_WHAT IS BEING ASKED:_
Give every entry again, exactly as it stands.

_EXERCISE INPUTS:_
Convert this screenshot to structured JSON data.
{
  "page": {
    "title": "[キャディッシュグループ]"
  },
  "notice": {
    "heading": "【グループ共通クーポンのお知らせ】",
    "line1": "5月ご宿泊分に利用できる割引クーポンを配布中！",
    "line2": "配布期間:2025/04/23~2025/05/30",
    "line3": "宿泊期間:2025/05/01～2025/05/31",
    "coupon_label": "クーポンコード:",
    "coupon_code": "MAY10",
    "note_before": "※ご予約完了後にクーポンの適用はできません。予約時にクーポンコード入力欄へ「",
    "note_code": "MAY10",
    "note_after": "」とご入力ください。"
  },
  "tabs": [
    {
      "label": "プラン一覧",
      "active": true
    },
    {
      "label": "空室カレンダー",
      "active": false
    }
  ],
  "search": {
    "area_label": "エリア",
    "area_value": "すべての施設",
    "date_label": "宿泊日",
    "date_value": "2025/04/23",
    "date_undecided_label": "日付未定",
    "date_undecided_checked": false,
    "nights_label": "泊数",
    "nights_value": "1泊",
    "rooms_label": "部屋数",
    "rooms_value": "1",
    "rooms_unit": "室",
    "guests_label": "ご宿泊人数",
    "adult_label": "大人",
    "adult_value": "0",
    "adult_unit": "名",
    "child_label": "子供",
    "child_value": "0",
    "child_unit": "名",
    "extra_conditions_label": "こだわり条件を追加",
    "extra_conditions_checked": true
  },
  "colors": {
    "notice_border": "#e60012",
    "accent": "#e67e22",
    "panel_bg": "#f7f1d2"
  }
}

_ANSWER AREA:_
Convert this screenshot to structured JSON data.
{
  "page": {
    "title": "[キャディッシュグループ]"
  },
  "notice": {
    "heading": "【グループ共通クーポンのお知らせ】",
    "line1": "5月ご宿泊分に利用できる割引クーポンを配布中！",
    "line2": "配布期間:2025/04/23~2025/05/30",
    "line3": "宿泊期間:2025/05/01～2025/05/31",
    "coupon_label": "クーポンコード:",
    "coupon_code": "MAY10",
    "note_before": "※ご予約完了後にクーポンの適用はできません。予約時にクーポンコード入力欄へ「",
    "note_code": "MAY10",
    "note_after": "」とご入力ください。"
  },
  "tabs": [
    {
      "label": "プラン一覧",
      "active": true
    },
    {
      "label": "空室カレンダー",
      "active": false
    }
  ],
  "search": {
    "area_label": "エリア",
    "area_value": "すべての施設",
    "date_label": "宿泊日",
    "date_value": "2025/04/23",
    "date_undecided_label": "日付未定",
    "date_undecided_checked": false,
    "nights_label": "泊数",
    "nights_value": "1泊",
    "rooms_label": "部屋数",
    "rooms_value": "1",
    "rooms_unit": "室",
    "guests_label": "ご宿泊人数",
    "adult_label": "大人",
    "adult_value": "0",
    "adult_unit": "名",
    "child_label": "子供",
    "child_value": "0",
    "child_unit": "名",
    "extra_conditions_label": "こだわり条件を追加",
    "extra_conditions_checked": true
  },
  "colors": {
    "notice_border": "#e60012",
    "accent": "#e67e22",
    "panel_bg": "#f7f1d2"
  }
}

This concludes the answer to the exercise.